Listed records:
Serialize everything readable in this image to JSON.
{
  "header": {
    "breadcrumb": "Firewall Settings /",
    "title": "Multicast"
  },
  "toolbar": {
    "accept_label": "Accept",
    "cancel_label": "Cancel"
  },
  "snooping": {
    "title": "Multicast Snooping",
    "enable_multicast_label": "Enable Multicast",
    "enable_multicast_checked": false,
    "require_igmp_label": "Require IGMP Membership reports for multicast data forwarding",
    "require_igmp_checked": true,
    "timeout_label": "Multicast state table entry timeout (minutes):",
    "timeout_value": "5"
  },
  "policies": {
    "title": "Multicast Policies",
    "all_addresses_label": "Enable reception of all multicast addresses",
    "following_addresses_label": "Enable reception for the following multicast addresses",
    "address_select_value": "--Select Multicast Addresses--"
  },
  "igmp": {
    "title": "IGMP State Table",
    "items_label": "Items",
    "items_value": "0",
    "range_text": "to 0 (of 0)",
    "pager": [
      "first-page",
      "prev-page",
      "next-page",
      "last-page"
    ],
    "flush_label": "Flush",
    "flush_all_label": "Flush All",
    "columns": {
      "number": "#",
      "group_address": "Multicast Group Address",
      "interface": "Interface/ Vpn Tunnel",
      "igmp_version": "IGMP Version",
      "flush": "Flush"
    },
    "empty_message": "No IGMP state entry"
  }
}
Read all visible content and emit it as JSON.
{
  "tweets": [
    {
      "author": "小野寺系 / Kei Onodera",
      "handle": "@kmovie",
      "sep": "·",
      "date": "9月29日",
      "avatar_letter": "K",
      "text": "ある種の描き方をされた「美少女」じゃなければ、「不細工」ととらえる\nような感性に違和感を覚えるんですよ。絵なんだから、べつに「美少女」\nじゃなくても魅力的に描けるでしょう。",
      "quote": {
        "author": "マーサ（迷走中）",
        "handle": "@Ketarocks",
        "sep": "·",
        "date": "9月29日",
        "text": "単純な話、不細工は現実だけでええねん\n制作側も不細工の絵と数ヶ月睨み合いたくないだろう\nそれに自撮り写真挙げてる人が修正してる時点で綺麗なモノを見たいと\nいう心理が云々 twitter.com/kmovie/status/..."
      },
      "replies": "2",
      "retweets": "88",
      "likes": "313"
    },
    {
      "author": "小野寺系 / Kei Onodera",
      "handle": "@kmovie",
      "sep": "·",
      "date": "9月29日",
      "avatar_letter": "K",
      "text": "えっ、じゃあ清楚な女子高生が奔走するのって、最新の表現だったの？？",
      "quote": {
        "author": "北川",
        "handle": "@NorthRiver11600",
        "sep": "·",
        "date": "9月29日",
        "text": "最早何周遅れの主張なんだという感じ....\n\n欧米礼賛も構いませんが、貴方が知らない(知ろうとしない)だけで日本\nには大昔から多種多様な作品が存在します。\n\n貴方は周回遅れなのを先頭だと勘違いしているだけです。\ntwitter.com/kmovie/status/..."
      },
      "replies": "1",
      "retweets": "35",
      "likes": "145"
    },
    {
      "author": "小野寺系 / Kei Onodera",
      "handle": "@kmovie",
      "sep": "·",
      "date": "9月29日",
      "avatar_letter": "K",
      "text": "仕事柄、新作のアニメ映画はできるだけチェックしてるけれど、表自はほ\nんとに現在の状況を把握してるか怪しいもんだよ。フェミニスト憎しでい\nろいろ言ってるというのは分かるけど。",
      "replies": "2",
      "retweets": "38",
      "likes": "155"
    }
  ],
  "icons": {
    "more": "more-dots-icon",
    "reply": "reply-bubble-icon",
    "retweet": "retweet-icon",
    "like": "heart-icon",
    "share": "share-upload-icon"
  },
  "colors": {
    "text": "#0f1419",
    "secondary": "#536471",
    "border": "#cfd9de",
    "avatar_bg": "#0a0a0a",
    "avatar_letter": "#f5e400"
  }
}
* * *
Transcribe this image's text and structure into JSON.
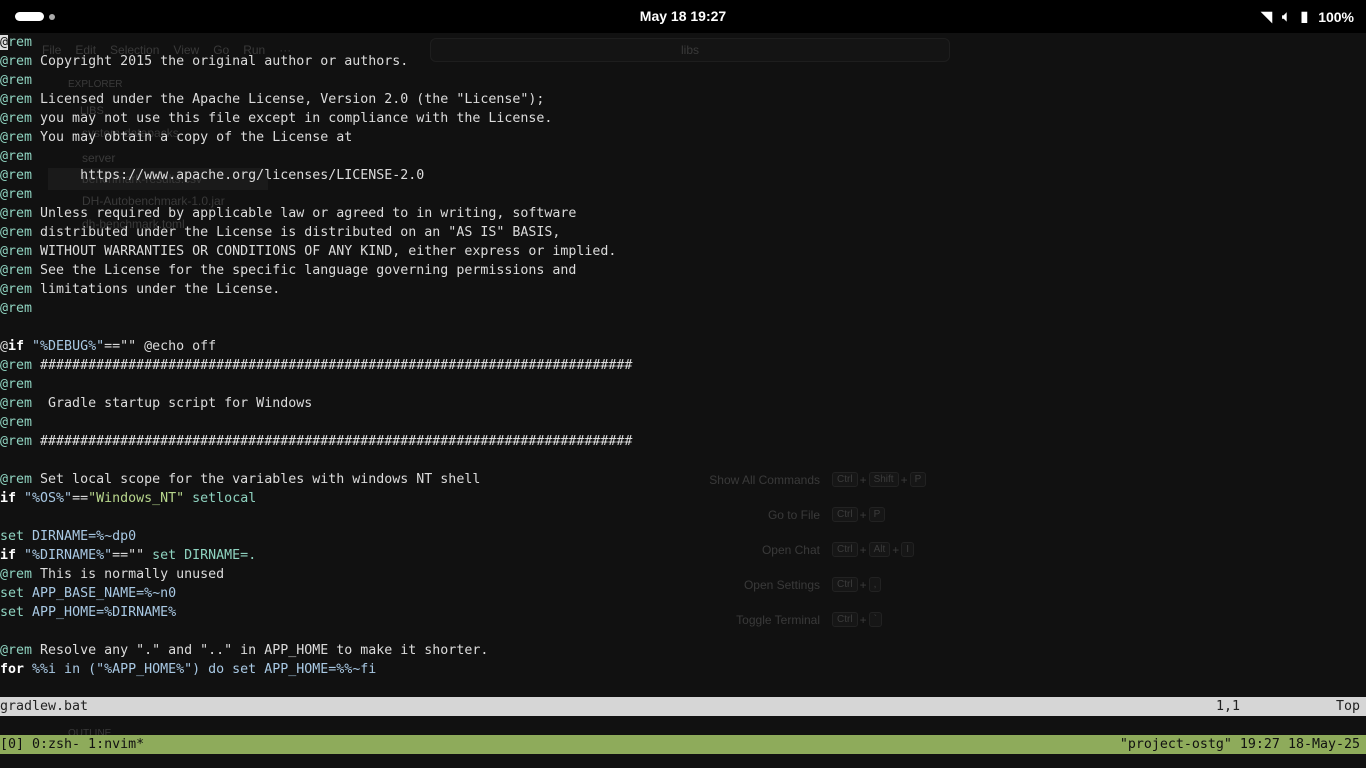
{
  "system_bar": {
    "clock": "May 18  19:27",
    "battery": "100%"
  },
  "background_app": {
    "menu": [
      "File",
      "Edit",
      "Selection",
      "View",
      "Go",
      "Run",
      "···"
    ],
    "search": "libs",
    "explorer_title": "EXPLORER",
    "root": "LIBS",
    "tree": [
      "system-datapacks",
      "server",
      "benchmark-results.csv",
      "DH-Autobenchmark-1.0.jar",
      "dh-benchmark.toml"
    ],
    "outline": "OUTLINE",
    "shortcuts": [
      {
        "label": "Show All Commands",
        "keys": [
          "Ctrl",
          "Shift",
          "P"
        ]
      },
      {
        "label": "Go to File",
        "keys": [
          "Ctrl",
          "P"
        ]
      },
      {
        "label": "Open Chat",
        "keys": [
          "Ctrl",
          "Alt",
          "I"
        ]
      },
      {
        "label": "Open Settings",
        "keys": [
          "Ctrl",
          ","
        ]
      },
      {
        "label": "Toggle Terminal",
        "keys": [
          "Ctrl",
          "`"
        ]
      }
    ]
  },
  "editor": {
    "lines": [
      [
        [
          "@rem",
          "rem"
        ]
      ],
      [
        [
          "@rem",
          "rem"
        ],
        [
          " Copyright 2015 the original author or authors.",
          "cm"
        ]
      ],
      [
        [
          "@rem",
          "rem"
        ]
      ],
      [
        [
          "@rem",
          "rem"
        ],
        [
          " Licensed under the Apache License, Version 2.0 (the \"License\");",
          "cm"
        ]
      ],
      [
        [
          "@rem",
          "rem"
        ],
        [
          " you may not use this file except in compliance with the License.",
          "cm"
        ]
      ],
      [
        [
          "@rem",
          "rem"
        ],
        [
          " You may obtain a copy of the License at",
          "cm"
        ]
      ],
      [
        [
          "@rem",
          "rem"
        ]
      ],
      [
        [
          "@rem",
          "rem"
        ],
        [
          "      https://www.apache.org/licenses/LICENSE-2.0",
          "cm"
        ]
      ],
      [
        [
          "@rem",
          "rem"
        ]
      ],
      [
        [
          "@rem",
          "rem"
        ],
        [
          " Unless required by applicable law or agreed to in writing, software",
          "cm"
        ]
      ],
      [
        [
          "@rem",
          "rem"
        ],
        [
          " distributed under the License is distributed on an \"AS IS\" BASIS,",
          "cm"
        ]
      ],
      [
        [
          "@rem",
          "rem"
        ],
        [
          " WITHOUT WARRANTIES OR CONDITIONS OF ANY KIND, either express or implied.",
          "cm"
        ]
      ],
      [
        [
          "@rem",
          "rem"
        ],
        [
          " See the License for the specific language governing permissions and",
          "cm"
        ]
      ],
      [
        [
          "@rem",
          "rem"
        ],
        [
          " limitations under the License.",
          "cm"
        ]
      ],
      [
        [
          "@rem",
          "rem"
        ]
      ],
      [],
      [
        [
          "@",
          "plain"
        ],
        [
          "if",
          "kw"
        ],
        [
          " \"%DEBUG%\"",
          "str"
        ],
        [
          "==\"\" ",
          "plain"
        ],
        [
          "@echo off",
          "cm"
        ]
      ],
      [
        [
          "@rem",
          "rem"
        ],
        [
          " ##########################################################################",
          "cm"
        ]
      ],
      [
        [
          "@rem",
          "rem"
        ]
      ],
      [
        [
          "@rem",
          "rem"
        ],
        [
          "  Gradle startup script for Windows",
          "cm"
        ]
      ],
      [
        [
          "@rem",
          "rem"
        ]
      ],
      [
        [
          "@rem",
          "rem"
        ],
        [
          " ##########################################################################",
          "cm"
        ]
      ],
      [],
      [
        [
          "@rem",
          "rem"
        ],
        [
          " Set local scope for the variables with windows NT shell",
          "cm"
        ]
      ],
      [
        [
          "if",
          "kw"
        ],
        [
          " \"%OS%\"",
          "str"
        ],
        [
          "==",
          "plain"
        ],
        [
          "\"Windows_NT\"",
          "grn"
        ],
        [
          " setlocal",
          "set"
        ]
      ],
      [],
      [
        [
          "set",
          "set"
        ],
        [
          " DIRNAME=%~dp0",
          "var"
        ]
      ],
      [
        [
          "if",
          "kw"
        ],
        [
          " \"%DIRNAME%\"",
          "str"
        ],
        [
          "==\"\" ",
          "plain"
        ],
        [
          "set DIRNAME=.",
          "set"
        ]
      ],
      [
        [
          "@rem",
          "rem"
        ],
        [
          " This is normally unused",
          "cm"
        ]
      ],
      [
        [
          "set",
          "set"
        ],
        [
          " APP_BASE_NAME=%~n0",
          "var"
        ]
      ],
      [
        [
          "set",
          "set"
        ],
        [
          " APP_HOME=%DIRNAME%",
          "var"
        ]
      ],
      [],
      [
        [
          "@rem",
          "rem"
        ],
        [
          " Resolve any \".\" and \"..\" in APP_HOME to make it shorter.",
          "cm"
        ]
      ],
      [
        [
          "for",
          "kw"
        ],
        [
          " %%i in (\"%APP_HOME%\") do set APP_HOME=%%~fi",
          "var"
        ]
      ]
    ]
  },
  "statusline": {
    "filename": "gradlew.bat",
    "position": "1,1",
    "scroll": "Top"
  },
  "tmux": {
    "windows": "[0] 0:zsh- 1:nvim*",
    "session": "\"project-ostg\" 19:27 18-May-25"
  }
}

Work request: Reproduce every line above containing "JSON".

Exercise output:
Serialize everything readable in this image to JSON.
Read all visible content and emit it as JSON.
Transcribe this image's text and structure into JSON.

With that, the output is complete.